[WORK REQUIRED]
Copy each of the records exactly.

[DATA]
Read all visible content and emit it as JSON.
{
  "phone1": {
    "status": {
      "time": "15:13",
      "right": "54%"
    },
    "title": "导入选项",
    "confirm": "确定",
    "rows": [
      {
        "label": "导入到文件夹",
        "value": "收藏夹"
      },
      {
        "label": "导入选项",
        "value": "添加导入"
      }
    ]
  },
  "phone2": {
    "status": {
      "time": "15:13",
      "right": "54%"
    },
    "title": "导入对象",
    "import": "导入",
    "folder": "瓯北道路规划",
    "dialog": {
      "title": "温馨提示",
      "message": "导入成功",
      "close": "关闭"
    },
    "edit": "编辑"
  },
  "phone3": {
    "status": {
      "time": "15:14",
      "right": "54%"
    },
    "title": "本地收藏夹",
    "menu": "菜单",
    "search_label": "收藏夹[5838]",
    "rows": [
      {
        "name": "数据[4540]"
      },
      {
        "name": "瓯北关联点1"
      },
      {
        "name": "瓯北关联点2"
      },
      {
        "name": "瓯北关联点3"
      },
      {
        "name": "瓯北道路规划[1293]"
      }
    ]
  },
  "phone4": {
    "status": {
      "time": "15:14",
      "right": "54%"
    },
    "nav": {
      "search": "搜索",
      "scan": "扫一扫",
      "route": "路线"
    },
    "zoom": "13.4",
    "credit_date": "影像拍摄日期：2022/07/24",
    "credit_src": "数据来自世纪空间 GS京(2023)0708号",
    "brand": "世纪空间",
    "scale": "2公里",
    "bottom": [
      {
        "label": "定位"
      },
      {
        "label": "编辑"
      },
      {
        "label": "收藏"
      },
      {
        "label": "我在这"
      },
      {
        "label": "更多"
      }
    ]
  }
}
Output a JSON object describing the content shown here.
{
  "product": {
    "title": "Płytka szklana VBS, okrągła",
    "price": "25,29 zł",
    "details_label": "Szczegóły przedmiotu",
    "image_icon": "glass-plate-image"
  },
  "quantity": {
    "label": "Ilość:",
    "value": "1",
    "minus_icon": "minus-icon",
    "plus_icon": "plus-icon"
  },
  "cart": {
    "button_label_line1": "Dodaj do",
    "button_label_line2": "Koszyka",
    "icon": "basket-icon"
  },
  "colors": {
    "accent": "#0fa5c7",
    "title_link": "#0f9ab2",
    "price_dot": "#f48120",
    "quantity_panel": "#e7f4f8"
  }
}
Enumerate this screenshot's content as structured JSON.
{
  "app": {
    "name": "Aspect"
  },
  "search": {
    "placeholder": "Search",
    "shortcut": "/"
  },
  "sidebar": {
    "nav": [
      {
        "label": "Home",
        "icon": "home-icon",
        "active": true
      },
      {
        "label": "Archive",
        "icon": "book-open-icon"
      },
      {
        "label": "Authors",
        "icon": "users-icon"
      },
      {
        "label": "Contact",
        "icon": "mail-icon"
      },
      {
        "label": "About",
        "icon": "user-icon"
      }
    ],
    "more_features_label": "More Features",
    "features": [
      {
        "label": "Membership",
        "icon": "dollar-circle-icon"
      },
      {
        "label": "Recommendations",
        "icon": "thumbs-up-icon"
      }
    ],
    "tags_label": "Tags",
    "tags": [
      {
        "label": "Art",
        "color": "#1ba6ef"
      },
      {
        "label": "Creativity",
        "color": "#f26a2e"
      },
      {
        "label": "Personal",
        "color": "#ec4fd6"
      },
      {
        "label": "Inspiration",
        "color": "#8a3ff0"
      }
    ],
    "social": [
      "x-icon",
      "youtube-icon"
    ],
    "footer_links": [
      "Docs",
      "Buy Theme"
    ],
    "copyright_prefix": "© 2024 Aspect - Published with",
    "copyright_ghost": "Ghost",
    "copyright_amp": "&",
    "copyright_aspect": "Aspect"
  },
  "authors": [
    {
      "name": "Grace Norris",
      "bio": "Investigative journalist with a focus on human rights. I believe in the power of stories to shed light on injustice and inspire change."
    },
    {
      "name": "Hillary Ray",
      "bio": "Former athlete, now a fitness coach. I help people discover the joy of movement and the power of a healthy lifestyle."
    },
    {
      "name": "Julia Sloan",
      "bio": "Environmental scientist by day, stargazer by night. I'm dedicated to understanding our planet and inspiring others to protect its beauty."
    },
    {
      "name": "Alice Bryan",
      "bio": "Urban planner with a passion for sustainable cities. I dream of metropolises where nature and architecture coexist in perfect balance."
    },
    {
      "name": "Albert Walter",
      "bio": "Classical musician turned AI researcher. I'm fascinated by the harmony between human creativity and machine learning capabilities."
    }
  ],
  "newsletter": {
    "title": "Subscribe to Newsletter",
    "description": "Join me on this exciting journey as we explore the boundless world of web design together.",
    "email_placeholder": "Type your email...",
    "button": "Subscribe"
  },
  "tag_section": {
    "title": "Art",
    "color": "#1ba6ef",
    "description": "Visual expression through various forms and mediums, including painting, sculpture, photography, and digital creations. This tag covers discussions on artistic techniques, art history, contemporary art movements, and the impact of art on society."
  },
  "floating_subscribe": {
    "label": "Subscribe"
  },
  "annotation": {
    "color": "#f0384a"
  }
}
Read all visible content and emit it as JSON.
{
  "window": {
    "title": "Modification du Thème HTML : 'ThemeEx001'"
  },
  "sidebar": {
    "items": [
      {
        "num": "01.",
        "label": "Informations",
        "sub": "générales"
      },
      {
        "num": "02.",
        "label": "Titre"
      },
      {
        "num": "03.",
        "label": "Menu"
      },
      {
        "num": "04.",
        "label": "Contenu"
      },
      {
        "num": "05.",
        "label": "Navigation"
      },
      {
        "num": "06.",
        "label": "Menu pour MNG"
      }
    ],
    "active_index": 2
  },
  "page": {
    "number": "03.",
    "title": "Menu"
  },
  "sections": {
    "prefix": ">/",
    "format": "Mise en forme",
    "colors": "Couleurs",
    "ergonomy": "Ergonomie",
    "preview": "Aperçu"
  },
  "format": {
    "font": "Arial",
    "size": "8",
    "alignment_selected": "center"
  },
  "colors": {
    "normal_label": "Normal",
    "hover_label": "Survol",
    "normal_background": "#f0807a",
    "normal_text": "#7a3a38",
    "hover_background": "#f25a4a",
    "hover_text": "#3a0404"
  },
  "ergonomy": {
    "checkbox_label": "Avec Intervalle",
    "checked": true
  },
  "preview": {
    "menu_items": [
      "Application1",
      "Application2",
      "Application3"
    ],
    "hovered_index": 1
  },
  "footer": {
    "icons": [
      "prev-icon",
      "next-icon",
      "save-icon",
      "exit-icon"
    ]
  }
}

[EXERCISE RESULT]
Read all visible content and emit it as JSON.
{
  "phone1": {
    "status": {
      "time": "15:13",
      "right": "54%"
    },
    "title": "导入选项",
    "confirm": "确定",
    "rows": [
      {
        "label": "导入到文件夹",
        "value": "收藏夹"
      },
      {
        "label": "导入选项",
        "value": "添加导入"
      }
    ]
  },
  "phone2": {
    "status": {
      "time": "15:13",
      "right": "54%"
    },
    "title": "导入对象",
    "import": "导入",
    "folder": "瓯北道路规划",
    "dialog": {
      "title": "温馨提示",
      "message": "导入成功",
      "close": "关闭"
    },
    "edit": "编辑"
  },
  "phone3": {
    "status": {
      "time": "15:14",
      "right": "54%"
    },
    "title": "本地收藏夹",
    "menu": "菜单",
    "search_label": "收藏夹[5838]",
    "rows": [
      {
        "name": "数据[4540]"
      },
      {
        "name": "瓯北关联点1"
      },
      {
        "name": "瓯北关联点2"
      },
      {
        "name": "瓯北关联点3"
      },
      {
        "name": "瓯北道路规划[1293]"
      }
    ]
  },
  "phone4": {
    "status": {
      "time": "15:14",
      "right": "54%"
    },
    "nav": {
      "search": "搜索",
      "scan": "扫一扫",
      "route": "路线"
    },
    "zoom": "13.4",
    "credit_date": "影像拍摄日期：2022/07/24",
    "credit_src": "数据来自世纪空间 GS京(2023)0708号",
    "brand": "世纪空间",
    "scale": "2公里",
    "bottom": [
      {
        "label": "定位"
      },
      {
        "label": "编辑"
      },
      {
        "label": "收藏"
      },
      {
        "label": "我在这"
      },
      {
        "label": "更多"
      }
    ]
  }
}
Output a JSON object describing the content shown here.
{
  "product": {
    "title": "Płytka szklana VBS, okrągła",
    "price": "25,29 zł",
    "details_label": "Szczegóły przedmiotu",
    "image_icon": "glass-plate-image"
  },
  "quantity": {
    "label": "Ilość:",
    "value": "1",
    "minus_icon": "minus-icon",
    "plus_icon": "plus-icon"
  },
  "cart": {
    "button_label_line1": "Dodaj do",
    "button_label_line2": "Koszyka",
    "icon": "basket-icon"
  },
  "colors": {
    "accent": "#0fa5c7",
    "title_link": "#0f9ab2",
    "price_dot": "#f48120",
    "quantity_panel": "#e7f4f8"
  }
}
Enumerate this screenshot's content as structured JSON.
{
  "app": {
    "name": "Aspect"
  },
  "search": {
    "placeholder": "Search",
    "shortcut": "/"
  },
  "sidebar": {
    "nav": [
      {
        "label": "Home",
        "icon": "home-icon",
        "active": true
      },
      {
        "label": "Archive",
        "icon": "book-open-icon"
      },
      {
        "label": "Authors",
        "icon": "users-icon"
      },
      {
        "label": "Contact",
        "icon": "mail-icon"
      },
      {
        "label": "About",
        "icon": "user-icon"
      }
    ],
    "more_features_label": "More Features",
    "features": [
      {
        "label": "Membership",
        "icon": "dollar-circle-icon"
      },
      {
        "label": "Recommendations",
        "icon": "thumbs-up-icon"
      }
    ],
    "tags_label": "Tags",
    "tags": [
      {
        "label": "Art",
        "color": "#1ba6ef"
      },
      {
        "label": "Creativity",
        "color": "#f26a2e"
      },
      {
        "label": "Personal",
        "color": "#ec4fd6"
      },
      {
        "label": "Inspiration",
        "color": "#8a3ff0"
      }
    ],
    "social": [
      "x-icon",
      "youtube-icon"
    ],
    "footer_links": [
      "Docs",
      "Buy Theme"
    ],
    "copyright_prefix": "© 2024 Aspect - Published with",
    "copyright_ghost": "Ghost",
    "copyright_amp": "&",
    "copyright_aspect": "Aspect"
  },
  "authors": [
    {
      "name": "Grace Norris",
      "bio": "Investigative journalist with a focus on human rights. I believe in the power of stories to shed light on injustice and inspire change."
    },
    {
      "name": "Hillary Ray",
      "bio": "Former athlete, now a fitness coach. I help people discover the joy of movement and the power of a healthy lifestyle."
    },
    {
      "name": "Julia Sloan",
      "bio": "Environmental scientist by day, stargazer by night. I'm dedicated to understanding our planet and inspiring others to protect its beauty."
    },
    {
      "name": "Alice Bryan",
      "bio": "Urban planner with a passion for sustainable cities. I dream of metropolises where nature and architecture coexist in perfect balance."
    },
    {
      "name": "Albert Walter",
      "bio": "Classical musician turned AI researcher. I'm fascinated by the harmony between human creativity and machine learning capabilities."
    }
  ],
  "newsletter": {
    "title": "Subscribe to Newsletter",
    "description": "Join me on this exciting journey as we explore the boundless world of web design together.",
    "email_placeholder": "Type your email...",
    "button": "Subscribe"
  },
  "tag_section": {
    "title": "Art",
    "color": "#1ba6ef",
    "description": "Visual expression through various forms and mediums, including painting, sculpture, photography, and digital creations. This tag covers discussions on artistic techniques, art history, contemporary art movements, and the impact of art on society."
  },
  "floating_subscribe": {
    "label": "Subscribe"
  },
  "annotation": {
    "color": "#f0384a"
  }
}
Read all visible content and emit it as JSON.
{
  "window": {
    "title": "Modification du Thème HTML : 'ThemeEx001'"
  },
  "sidebar": {
    "items": [
      {
        "num": "01.",
        "label": "Informations",
        "sub": "générales"
      },
      {
        "num": "02.",
        "label": "Titre"
      },
      {
        "num": "03.",
        "label": "Menu"
      },
      {
        "num": "04.",
        "label": "Contenu"
      },
      {
        "num": "05.",
        "label": "Navigation"
      },
      {
        "num": "06.",
        "label": "Menu pour MNG"
      }
    ],
    "active_index": 2
  },
  "page": {
    "number": "03.",
    "title": "Menu"
  },
  "sections": {
    "prefix": ">/",
    "format": "Mise en forme",
    "colors": "Couleurs",
    "ergonomy": "Ergonomie",
    "preview": "Aperçu"
  },
  "format": {
    "font": "Arial",
    "size": "8",
    "alignment_selected": "center"
  },
  "colors": {
    "normal_label": "Normal",
    "hover_label": "Survol",
    "normal_background": "#f0807a",
    "normal_text": "#7a3a38",
    "hover_background": "#f25a4a",
    "hover_text": "#3a0404"
  },
  "ergonomy": {
    "checkbox_label": "Avec Intervalle",
    "checked": true
  },
  "preview": {
    "menu_items": [
      "Application1",
      "Application2",
      "Application3"
    ],
    "hovered_index": 1
  },
  "footer": {
    "icons": [
      "prev-icon",
      "next-icon",
      "save-icon",
      "exit-icon"
    ]
  }
}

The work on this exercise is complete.